of Architecture


Cattedra Borromini


With the establishment of the Cattedra Borromini, an annual high-level guest professorship in the humanities (to be conferred once every two or three years, starting in the academic year of 2012-2013), the Università della Svizzera italiana, the Mendrisio Academy of Architecture and its Institute for the History and Theory of Art and Architecture – ISA wish to underline its commitment to the humanities in their widest sense in relation to the integral part they have played and continue to play in artistic and architectural creation. The Cattedra Borromini consists generally of two lecture courses, open to all levels at the Università della Svizzera italiana as well as a public lecture cycle devoted to a specific theme, the Borromini Lectures, to be published afterwards under the auspices of the Academy’s Institute for the History and Theory of Art and Architecture – ISA. 


Lecturer  Title Date
Giorgio Agamben Archeologia dell’opera d’arte 18 October 2012
  L’opera dell’uomo 22 November 2012
  L’uso dei corpi 7 March 2013
in collaborazione
con ISI Istituto di studi italiani
21 March 2013
  Il capitalismo come religione 11 April 2013



  • Series
    • L’Opera dell'uomo.
    • Archeologia della politica
  • Lecturer
    • Giorgio Agamben

Giorgio Agamben
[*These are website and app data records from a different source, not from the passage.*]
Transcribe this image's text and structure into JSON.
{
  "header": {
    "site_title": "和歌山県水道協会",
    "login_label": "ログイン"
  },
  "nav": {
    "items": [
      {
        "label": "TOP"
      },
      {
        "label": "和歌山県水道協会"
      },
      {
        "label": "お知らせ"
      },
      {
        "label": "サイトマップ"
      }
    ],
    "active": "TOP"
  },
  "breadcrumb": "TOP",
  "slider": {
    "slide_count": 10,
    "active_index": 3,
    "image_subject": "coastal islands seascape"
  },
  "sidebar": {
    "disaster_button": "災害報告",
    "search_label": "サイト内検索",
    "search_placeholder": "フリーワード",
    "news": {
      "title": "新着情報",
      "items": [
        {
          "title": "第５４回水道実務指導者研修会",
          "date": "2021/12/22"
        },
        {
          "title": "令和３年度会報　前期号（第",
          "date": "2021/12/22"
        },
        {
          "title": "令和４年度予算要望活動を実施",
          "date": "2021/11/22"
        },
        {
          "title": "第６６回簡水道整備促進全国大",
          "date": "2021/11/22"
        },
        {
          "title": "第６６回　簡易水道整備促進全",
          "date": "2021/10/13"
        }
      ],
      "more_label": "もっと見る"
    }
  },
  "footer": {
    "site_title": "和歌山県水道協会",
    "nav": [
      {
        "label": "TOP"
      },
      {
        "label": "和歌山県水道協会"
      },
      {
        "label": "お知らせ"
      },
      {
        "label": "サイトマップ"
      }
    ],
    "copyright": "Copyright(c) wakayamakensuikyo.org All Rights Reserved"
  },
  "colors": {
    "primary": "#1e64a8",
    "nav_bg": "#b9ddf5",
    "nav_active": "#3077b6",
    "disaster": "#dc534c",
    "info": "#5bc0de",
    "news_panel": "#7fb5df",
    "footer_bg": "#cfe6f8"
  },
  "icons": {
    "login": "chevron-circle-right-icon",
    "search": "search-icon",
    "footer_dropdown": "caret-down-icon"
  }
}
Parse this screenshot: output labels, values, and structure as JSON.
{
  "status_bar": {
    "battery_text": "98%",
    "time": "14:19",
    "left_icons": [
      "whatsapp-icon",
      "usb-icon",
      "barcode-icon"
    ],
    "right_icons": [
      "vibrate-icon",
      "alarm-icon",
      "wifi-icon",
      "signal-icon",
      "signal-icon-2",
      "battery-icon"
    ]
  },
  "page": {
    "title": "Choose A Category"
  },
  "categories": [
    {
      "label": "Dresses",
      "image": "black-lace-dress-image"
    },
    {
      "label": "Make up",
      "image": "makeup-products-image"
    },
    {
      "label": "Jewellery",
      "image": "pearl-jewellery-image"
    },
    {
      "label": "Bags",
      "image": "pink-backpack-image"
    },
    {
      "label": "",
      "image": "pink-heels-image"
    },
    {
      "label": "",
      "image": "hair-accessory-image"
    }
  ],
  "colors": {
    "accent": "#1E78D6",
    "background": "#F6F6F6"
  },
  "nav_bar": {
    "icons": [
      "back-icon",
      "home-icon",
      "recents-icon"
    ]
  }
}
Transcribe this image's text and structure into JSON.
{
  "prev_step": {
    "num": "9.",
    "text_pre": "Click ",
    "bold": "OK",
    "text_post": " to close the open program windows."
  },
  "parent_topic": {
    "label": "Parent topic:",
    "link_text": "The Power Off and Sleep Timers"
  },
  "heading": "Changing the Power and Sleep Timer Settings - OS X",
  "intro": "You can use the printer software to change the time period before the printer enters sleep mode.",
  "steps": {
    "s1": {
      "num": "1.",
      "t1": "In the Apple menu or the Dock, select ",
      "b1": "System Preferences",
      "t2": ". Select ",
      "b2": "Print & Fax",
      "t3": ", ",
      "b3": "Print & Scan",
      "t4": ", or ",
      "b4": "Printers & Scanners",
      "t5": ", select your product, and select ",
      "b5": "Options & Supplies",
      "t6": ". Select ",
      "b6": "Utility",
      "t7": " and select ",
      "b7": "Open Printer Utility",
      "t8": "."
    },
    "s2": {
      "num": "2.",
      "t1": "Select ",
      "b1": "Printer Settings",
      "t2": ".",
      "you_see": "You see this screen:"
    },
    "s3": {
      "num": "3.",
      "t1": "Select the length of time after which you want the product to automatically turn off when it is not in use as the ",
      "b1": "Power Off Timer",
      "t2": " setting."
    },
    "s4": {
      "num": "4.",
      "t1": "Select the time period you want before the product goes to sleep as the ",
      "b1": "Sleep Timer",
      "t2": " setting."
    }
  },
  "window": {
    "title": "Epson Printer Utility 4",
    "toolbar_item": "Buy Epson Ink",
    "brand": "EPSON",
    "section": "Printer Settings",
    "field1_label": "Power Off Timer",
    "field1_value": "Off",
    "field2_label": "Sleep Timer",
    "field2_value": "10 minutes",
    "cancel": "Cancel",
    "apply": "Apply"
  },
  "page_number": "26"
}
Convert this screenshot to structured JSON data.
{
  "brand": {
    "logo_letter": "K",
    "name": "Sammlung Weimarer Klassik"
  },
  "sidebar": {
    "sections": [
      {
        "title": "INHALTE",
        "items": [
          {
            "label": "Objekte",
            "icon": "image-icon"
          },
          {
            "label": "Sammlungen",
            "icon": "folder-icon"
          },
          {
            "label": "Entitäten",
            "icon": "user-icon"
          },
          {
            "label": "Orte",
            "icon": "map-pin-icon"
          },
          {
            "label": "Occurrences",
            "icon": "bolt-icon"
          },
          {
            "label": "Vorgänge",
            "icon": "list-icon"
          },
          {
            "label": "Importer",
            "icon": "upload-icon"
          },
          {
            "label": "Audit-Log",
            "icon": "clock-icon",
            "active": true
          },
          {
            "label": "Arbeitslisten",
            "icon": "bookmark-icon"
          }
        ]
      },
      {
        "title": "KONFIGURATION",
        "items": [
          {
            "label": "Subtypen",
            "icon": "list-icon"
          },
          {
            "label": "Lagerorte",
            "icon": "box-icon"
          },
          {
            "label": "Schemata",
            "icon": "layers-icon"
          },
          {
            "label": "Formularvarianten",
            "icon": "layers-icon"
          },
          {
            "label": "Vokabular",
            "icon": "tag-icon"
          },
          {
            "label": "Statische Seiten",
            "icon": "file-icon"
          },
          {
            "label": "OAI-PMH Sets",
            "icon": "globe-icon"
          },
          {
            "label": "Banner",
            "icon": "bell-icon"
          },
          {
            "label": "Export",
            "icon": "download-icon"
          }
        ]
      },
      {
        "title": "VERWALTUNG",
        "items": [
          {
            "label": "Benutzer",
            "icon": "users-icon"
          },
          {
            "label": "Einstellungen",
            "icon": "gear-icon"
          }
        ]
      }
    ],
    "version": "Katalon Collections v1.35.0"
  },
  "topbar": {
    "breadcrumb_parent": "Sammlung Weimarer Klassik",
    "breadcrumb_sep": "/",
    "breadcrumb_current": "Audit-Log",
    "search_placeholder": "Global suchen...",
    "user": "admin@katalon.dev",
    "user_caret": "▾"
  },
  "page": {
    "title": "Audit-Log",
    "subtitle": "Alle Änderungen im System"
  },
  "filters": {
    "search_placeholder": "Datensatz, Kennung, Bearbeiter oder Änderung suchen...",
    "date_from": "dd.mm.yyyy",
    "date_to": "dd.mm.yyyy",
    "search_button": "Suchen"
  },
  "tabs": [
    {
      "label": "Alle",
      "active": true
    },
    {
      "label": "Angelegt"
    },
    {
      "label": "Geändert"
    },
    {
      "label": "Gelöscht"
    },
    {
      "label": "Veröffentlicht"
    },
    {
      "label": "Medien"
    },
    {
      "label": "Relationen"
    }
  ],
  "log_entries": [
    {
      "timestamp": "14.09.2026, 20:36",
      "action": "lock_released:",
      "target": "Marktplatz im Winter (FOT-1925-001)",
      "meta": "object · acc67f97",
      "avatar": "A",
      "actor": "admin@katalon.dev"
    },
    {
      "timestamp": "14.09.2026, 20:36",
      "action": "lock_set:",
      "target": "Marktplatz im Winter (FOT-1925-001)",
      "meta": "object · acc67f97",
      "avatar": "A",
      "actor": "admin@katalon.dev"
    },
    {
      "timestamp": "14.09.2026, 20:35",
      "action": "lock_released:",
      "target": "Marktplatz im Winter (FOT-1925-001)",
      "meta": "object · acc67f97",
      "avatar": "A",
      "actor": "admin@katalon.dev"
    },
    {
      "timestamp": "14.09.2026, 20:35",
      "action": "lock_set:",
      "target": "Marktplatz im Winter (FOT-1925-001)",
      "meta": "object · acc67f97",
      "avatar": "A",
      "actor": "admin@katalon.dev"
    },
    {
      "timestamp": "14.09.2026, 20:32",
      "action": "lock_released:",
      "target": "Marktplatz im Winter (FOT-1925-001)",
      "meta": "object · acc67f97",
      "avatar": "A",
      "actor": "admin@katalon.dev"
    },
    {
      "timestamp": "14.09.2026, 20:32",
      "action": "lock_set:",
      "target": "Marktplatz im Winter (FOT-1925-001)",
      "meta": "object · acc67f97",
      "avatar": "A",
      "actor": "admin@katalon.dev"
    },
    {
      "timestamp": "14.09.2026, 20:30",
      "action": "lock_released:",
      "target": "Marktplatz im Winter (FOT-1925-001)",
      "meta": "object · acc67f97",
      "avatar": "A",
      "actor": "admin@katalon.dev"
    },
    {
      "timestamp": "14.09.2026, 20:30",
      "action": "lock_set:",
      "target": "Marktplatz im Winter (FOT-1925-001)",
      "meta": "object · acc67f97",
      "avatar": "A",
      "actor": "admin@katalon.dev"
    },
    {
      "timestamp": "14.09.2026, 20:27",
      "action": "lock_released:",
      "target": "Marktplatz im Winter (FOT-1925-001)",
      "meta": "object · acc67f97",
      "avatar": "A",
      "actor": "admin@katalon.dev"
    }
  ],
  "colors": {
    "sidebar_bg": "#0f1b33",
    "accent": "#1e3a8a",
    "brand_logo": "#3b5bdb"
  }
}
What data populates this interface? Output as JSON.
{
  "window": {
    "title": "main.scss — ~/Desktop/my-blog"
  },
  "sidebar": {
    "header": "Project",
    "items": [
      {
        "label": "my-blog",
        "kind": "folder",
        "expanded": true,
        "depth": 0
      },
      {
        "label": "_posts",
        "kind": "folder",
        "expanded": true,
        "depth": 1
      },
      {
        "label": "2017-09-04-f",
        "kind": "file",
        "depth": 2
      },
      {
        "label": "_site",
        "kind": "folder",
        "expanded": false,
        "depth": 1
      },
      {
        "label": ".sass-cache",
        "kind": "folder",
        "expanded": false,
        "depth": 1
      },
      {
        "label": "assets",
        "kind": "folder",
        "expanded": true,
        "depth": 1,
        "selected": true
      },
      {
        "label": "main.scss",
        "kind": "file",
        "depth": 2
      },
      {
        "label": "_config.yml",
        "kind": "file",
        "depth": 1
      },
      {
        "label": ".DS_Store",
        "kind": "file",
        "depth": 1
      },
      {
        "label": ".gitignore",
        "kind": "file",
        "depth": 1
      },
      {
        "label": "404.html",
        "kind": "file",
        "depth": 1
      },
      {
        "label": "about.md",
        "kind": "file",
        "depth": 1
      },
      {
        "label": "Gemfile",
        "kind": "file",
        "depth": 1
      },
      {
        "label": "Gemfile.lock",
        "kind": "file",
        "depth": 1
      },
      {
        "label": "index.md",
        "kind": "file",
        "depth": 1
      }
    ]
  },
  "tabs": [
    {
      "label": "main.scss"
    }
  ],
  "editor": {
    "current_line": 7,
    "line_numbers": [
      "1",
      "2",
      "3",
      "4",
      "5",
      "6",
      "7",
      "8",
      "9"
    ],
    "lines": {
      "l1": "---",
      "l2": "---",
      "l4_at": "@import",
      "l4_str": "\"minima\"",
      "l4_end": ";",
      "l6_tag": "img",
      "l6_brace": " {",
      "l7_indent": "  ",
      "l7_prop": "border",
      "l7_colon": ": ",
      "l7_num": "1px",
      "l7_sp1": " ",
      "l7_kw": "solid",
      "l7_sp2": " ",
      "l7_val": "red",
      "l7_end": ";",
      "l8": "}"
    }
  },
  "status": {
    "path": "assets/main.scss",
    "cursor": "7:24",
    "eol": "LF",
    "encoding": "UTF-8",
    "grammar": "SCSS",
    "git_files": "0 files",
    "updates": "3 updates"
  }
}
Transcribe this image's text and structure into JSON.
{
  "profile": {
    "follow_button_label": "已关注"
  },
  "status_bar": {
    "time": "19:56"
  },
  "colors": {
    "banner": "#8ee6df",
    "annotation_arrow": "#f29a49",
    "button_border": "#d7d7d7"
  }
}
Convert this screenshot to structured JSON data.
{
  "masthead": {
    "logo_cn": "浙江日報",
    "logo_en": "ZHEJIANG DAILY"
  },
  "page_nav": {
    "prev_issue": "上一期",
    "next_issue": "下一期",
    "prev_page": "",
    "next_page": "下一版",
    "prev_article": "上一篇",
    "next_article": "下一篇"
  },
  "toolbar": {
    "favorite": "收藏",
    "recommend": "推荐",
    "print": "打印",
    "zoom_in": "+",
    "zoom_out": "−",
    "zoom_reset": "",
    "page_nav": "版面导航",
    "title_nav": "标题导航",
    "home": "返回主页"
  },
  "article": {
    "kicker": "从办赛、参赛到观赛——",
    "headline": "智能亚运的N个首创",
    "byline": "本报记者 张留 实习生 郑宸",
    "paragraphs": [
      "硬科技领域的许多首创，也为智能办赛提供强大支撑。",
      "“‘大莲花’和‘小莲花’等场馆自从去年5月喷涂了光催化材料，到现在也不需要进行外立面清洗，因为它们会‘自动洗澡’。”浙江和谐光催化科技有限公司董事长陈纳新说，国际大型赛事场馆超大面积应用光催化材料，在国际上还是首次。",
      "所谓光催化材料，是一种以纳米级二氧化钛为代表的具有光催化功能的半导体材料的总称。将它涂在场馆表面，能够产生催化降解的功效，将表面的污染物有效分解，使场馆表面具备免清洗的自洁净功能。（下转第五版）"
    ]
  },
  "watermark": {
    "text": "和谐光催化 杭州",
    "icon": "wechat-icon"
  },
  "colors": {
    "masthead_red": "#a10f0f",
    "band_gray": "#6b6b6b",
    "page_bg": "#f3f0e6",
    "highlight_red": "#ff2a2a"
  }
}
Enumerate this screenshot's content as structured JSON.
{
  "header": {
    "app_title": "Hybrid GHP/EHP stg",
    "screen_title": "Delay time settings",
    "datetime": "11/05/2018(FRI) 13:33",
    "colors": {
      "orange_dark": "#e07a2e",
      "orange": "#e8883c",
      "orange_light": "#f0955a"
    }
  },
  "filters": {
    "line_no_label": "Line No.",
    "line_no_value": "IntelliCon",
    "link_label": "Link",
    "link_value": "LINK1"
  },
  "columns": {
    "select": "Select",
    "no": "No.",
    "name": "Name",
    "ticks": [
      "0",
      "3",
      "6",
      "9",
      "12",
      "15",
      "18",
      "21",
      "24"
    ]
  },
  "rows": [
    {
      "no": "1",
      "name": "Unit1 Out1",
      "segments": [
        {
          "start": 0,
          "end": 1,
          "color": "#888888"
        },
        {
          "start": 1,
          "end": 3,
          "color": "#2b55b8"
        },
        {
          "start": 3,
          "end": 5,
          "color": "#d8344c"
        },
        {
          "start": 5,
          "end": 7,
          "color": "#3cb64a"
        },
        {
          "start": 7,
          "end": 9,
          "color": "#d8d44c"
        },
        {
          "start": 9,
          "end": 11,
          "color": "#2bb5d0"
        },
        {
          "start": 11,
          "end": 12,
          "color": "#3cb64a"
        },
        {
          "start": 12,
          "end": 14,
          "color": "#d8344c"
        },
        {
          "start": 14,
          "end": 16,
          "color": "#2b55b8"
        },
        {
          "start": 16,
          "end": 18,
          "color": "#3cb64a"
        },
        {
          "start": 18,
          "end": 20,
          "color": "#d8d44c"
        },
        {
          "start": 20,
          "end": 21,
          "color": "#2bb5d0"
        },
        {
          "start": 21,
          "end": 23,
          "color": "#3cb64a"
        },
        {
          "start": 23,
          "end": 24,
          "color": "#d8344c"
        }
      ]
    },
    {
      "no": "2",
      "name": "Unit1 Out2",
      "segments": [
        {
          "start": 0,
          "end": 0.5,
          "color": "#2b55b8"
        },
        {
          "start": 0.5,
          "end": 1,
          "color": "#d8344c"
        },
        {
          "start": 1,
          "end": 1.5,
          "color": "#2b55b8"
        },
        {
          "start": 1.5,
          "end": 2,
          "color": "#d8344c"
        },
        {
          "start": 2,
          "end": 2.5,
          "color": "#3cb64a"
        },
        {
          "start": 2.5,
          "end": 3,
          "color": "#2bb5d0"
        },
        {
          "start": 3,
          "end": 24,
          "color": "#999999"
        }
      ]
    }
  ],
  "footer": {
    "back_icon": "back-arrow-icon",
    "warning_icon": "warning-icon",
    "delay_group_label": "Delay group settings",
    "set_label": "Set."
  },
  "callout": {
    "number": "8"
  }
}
Philosopher, graduated in 1965 from the University of Rome with a thesis on the political thought of Simone Weil. In Rome in the sixties he was close to Elsa Morante, Pier Paolo Pasolini and Ingeborg Bachmann and participated in seminars with Martin Heidegger at Le Thor. In the seventies he lived in Paris, where he was Italian lecteur at the Université de Haute-Bretagne, studied linguistics and medieval culture and formed friendships with Pierre Klossowski and Italo Calvino. Conducted research in 1974-1975 at the library of the Warburg Institute in London and worked on his book Stanze. La parola e il fantasma nella cultura occidentale (Torino 1977). Returning to Italy, in 1978 he was appointed general editor of Einaudi’s edition of the complete works of Walter Benjamin, for which he discovered important manuscripts.
From 1986 to 1993 he was Directeur de programme at the Collège International de Philosophie in Paris.
He taught Aesthetics at the University of Macerata and the University of Verona, and from 2003 to 2009 was full professor in the Faculty of Arts and Design at the Università IUAV in Venice.
In the nineties he began working on political philosophy and developed a theory of the relations between law and life and a critique of the concept of sovereignty (Homo sacer I. Il potere sovrano e la nuova vita, followed by Homo sacer II. Stato di eccezione, Torino 1995 and 2003).
Since 1994 he has been a regular visiting professor at American universities (Berkeley, Harvard, Princeton, Los Angeles, Evanston). Appointed Distinguished Professor at New York University in 2003, he resigned in protest at U.S. government policy. He is honorary professor of the Universities of Fribourg (Switzerland), Buenos Aires and Rio de la Plata, and Albertus-Magnus-Professur of the University of Cologne.